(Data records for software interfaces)
● ● ● ●

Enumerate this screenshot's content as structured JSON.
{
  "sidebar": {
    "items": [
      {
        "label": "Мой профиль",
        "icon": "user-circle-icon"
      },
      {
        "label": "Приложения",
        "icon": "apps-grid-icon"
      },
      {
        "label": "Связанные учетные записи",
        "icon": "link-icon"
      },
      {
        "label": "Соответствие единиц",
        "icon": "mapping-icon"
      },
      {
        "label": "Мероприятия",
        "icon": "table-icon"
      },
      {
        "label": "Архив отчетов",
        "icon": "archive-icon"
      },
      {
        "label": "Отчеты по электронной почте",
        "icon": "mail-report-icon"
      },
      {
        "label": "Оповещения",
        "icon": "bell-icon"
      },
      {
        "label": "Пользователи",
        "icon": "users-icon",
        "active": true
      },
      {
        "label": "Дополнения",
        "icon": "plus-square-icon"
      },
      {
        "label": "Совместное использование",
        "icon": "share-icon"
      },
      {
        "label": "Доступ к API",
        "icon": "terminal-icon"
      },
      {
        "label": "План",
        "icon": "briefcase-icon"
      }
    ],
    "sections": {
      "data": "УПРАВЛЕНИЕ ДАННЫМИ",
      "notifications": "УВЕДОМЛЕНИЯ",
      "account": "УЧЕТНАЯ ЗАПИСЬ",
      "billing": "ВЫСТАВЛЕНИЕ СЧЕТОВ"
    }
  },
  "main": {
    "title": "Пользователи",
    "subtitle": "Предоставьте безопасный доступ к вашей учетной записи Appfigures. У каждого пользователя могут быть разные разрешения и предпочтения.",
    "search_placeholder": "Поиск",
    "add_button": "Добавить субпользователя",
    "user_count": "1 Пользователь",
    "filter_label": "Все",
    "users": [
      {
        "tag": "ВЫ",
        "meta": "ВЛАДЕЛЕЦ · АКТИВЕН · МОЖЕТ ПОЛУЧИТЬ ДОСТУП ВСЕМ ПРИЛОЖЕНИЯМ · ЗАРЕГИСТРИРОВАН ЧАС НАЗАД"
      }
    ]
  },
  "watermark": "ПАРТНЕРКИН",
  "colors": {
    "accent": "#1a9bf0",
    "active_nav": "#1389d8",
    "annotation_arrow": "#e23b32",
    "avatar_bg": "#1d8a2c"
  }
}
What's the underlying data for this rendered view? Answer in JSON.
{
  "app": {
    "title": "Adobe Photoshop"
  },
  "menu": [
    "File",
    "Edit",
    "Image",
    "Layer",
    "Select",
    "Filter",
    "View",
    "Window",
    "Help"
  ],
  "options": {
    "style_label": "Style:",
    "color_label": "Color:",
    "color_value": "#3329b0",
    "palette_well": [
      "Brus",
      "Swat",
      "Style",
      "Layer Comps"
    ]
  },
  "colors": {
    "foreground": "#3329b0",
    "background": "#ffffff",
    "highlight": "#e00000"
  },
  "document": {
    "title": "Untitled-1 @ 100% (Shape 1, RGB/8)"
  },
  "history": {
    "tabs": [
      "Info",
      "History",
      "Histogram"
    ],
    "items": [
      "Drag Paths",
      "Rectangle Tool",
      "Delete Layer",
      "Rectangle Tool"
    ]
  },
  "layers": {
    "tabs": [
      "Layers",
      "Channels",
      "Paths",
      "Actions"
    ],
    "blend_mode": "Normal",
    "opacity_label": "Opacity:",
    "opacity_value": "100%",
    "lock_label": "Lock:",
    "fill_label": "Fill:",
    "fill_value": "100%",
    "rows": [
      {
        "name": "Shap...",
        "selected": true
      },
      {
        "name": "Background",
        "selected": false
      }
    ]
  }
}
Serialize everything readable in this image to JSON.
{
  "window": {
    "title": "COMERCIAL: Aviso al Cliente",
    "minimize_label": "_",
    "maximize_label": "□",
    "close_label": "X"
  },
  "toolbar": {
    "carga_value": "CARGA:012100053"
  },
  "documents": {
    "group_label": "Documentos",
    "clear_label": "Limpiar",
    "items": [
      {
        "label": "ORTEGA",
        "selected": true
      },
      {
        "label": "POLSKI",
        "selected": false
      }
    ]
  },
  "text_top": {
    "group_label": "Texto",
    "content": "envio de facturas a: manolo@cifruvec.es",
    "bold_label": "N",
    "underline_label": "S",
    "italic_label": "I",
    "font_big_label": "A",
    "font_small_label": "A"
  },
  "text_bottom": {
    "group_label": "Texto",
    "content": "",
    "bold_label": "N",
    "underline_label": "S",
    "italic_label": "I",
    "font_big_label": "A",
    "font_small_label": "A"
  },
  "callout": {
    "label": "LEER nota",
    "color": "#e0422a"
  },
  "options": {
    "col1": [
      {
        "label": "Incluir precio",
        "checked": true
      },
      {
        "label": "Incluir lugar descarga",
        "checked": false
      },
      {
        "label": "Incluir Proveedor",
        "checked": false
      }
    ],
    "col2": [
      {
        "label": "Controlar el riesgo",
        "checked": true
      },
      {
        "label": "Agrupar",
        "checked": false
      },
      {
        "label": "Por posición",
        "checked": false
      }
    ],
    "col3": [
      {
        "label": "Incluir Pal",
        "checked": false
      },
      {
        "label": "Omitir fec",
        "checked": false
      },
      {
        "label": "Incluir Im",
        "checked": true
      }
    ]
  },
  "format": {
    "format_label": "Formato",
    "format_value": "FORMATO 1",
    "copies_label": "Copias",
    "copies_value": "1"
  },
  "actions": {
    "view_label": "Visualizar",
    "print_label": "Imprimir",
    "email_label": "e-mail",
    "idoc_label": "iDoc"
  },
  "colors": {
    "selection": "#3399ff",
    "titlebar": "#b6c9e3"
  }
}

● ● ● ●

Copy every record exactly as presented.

Enumerate this screenshot's content as structured JSON.
{
  "sidebar": {
    "items": [
      {
        "label": "Мой профиль",
        "icon": "user-circle-icon"
      },
      {
        "label": "Приложения",
        "icon": "apps-grid-icon"
      },
      {
        "label": "Связанные учетные записи",
        "icon": "link-icon"
      },
      {
        "label": "Соответствие единиц",
        "icon": "mapping-icon"
      },
      {
        "label": "Мероприятия",
        "icon": "table-icon"
      },
      {
        "label": "Архив отчетов",
        "icon": "archive-icon"
      },
      {
        "label": "Отчеты по электронной почте",
        "icon": "mail-report-icon"
      },
      {
        "label": "Оповещения",
        "icon": "bell-icon"
      },
      {
        "label": "Пользователи",
        "icon": "users-icon",
        "active": true
      },
      {
        "label": "Дополнения",
        "icon": "plus-square-icon"
      },
      {
        "label": "Совместное использование",
        "icon": "share-icon"
      },
      {
        "label": "Доступ к API",
        "icon": "terminal-icon"
      },
      {
        "label": "План",
        "icon": "briefcase-icon"
      }
    ],
    "sections": {
      "data": "УПРАВЛЕНИЕ ДАННЫМИ",
      "notifications": "УВЕДОМЛЕНИЯ",
      "account": "УЧЕТНАЯ ЗАПИСЬ",
      "billing": "ВЫСТАВЛЕНИЕ СЧЕТОВ"
    }
  },
  "main": {
    "title": "Пользователи",
    "subtitle": "Предоставьте безопасный доступ к вашей учетной записи Appfigures. У каждого пользователя могут быть разные разрешения и предпочтения.",
    "search_placeholder": "Поиск",
    "add_button": "Добавить субпользователя",
    "user_count": "1 Пользователь",
    "filter_label": "Все",
    "users": [
      {
        "tag": "ВЫ",
        "meta": "ВЛАДЕЛЕЦ · АКТИВЕН · МОЖЕТ ПОЛУЧИТЬ ДОСТУП ВСЕМ ПРИЛОЖЕНИЯМ · ЗАРЕГИСТРИРОВАН ЧАС НАЗАД"
      }
    ]
  },
  "watermark": "ПАРТНЕРКИН",
  "colors": {
    "accent": "#1a9bf0",
    "active_nav": "#1389d8",
    "annotation_arrow": "#e23b32",
    "avatar_bg": "#1d8a2c"
  }
}
What's the underlying data for this rendered view? Answer in JSON.
{
  "app": {
    "title": "Adobe Photoshop"
  },
  "menu": [
    "File",
    "Edit",
    "Image",
    "Layer",
    "Select",
    "Filter",
    "View",
    "Window",
    "Help"
  ],
  "options": {
    "style_label": "Style:",
    "color_label": "Color:",
    "color_value": "#3329b0",
    "palette_well": [
      "Brus",
      "Swat",
      "Style",
      "Layer Comps"
    ]
  },
  "colors": {
    "foreground": "#3329b0",
    "background": "#ffffff",
    "highlight": "#e00000"
  },
  "document": {
    "title": "Untitled-1 @ 100% (Shape 1, RGB/8)"
  },
  "history": {
    "tabs": [
      "Info",
      "History",
      "Histogram"
    ],
    "items": [
      "Drag Paths",
      "Rectangle Tool",
      "Delete Layer",
      "Rectangle Tool"
    ]
  },
  "layers": {
    "tabs": [
      "Layers",
      "Channels",
      "Paths",
      "Actions"
    ],
    "blend_mode": "Normal",
    "opacity_label": "Opacity:",
    "opacity_value": "100%",
    "lock_label": "Lock:",
    "fill_label": "Fill:",
    "fill_value": "100%",
    "rows": [
      {
        "name": "Shap...",
        "selected": true
      },
      {
        "name": "Background",
        "selected": false
      }
    ]
  }
}
Serialize everything readable in this image to JSON.
{
  "window": {
    "title": "COMERCIAL: Aviso al Cliente",
    "minimize_label": "_",
    "maximize_label": "□",
    "close_label": "X"
  },
  "toolbar": {
    "carga_value": "CARGA:012100053"
  },
  "documents": {
    "group_label": "Documentos",
    "clear_label": "Limpiar",
    "items": [
      {
        "label": "ORTEGA",
        "selected": true
      },
      {
        "label": "POLSKI",
        "selected": false
      }
    ]
  },
  "text_top": {
    "group_label": "Texto",
    "content": "envio de facturas a: manolo@cifruvec.es",
    "bold_label": "N",
    "underline_label": "S",
    "italic_label": "I",
    "font_big_label": "A",
    "font_small_label": "A"
  },
  "text_bottom": {
    "group_label": "Texto",
    "content": "",
    "bold_label": "N",
    "underline_label": "S",
    "italic_label": "I",
    "font_big_label": "A",
    "font_small_label": "A"
  },
  "callout": {
    "label": "LEER nota",
    "color": "#e0422a"
  },
  "options": {
    "col1": [
      {
        "label": "Incluir precio",
        "checked": true
      },
      {
        "label": "Incluir lugar descarga",
        "checked": false
      },
      {
        "label": "Incluir Proveedor",
        "checked": false
      }
    ],
    "col2": [
      {
        "label": "Controlar el riesgo",
        "checked": true
      },
      {
        "label": "Agrupar",
        "checked": false
      },
      {
        "label": "Por posición",
        "checked": false
      }
    ],
    "col3": [
      {
        "label": "Incluir Pal",
        "checked": false
      },
      {
        "label": "Omitir fec",
        "checked": false
      },
      {
        "label": "Incluir Im",
        "checked": true
      }
    ]
  },
  "format": {
    "format_label": "Formato",
    "format_value": "FORMATO 1",
    "copies_label": "Copias",
    "copies_value": "1"
  },
  "actions": {
    "view_label": "Visualizar",
    "print_label": "Imprimir",
    "email_label": "e-mail",
    "idoc_label": "iDoc"
  },
  "colors": {
    "selection": "#3399ff",
    "titlebar": "#b6c9e3"
  }
}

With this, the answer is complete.